----- Data shown

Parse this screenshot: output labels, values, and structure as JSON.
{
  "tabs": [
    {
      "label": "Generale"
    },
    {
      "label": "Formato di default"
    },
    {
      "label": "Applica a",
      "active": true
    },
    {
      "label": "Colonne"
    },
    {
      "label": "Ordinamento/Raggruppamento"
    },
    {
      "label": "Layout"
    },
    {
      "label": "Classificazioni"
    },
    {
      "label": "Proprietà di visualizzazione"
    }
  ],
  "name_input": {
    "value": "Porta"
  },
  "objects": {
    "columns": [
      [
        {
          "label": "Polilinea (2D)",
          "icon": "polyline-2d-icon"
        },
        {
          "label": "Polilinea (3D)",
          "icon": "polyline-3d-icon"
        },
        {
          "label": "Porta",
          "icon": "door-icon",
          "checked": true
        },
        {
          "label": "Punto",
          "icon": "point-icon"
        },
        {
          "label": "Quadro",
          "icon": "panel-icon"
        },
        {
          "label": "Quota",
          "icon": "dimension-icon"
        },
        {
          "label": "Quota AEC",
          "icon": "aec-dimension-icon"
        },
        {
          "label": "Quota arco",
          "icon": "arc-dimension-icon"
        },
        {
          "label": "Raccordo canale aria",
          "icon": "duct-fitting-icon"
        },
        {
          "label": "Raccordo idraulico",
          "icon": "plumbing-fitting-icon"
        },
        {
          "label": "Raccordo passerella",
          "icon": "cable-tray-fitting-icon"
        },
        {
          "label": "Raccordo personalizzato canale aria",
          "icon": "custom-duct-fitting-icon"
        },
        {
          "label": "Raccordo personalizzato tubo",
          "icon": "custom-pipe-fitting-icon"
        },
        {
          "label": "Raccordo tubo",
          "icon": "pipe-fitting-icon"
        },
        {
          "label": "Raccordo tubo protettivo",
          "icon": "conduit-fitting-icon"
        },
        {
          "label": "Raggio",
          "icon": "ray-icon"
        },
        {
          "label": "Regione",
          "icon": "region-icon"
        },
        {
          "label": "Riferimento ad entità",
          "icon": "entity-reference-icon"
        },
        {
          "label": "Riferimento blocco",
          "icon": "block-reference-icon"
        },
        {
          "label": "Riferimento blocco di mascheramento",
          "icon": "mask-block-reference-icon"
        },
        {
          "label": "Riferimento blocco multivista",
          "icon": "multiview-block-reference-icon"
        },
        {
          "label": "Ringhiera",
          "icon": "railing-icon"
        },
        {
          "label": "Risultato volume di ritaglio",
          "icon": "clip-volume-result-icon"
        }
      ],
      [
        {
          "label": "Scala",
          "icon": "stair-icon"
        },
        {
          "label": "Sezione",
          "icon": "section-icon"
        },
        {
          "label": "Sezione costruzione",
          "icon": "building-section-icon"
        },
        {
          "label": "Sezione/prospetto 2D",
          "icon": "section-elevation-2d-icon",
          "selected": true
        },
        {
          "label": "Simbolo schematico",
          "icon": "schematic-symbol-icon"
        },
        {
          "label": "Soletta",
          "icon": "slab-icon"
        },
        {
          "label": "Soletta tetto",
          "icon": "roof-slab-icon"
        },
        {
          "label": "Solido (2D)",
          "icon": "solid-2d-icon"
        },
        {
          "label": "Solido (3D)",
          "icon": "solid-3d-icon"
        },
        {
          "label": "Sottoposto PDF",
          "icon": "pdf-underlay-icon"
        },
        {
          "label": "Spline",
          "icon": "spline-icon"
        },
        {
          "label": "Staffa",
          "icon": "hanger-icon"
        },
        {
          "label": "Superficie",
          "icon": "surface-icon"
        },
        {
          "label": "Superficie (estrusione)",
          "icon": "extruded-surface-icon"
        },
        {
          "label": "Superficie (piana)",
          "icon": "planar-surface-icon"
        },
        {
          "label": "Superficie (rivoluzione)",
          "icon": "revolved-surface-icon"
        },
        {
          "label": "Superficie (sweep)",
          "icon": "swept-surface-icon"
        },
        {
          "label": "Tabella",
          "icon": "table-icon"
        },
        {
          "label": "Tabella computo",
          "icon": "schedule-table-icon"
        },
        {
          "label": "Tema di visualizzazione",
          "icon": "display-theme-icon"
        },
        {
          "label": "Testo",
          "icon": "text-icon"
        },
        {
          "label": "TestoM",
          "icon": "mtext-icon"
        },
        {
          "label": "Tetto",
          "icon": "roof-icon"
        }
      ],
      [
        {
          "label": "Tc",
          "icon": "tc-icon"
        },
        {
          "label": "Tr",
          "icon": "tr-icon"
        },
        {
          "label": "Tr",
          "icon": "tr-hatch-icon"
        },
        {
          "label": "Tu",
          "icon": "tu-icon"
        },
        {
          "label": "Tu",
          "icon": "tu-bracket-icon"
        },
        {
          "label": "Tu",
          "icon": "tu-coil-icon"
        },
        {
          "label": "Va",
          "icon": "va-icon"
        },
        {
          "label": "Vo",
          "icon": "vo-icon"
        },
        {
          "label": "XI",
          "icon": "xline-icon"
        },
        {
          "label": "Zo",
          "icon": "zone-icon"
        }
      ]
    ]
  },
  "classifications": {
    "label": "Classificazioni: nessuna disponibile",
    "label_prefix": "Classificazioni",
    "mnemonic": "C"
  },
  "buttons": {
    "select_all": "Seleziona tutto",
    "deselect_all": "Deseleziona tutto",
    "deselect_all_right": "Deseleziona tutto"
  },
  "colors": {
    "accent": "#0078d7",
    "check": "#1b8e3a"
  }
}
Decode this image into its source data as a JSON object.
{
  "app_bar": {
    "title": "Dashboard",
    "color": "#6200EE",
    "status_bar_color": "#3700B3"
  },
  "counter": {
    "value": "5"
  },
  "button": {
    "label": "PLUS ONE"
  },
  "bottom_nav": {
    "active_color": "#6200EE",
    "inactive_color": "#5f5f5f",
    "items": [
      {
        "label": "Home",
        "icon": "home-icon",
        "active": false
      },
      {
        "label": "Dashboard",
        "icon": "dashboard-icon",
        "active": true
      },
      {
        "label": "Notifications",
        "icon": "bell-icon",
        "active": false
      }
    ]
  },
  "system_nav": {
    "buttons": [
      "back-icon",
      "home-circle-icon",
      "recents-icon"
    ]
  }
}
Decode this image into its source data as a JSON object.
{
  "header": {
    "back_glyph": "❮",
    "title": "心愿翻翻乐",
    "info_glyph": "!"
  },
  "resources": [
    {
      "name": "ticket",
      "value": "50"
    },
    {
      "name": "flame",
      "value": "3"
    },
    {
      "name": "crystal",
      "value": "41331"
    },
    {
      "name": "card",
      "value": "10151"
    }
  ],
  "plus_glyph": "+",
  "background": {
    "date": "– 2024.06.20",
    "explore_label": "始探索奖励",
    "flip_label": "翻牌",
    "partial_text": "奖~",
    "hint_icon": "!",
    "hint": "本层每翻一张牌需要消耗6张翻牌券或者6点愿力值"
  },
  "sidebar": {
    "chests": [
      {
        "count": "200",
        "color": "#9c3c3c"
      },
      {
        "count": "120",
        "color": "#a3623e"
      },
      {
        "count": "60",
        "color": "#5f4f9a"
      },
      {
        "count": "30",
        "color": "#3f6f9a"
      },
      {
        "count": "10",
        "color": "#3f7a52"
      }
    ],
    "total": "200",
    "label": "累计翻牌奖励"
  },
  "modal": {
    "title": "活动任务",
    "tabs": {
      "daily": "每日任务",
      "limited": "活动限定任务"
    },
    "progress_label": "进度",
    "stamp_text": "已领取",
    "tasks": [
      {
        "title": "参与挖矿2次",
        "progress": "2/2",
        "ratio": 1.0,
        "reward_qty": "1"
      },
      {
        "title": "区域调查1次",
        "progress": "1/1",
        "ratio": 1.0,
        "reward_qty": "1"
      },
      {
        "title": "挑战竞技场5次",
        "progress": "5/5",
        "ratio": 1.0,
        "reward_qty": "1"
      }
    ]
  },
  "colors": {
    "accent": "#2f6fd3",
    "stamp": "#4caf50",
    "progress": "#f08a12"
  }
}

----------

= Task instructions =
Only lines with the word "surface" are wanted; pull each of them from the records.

= Solved exercise =
          "icon": "surface-icon"
          "icon": "extruded-surface-icon"
          "icon": "planar-surface-icon"
          "icon": "revolved-surface-icon"
          "icon": "swept-surface-icon"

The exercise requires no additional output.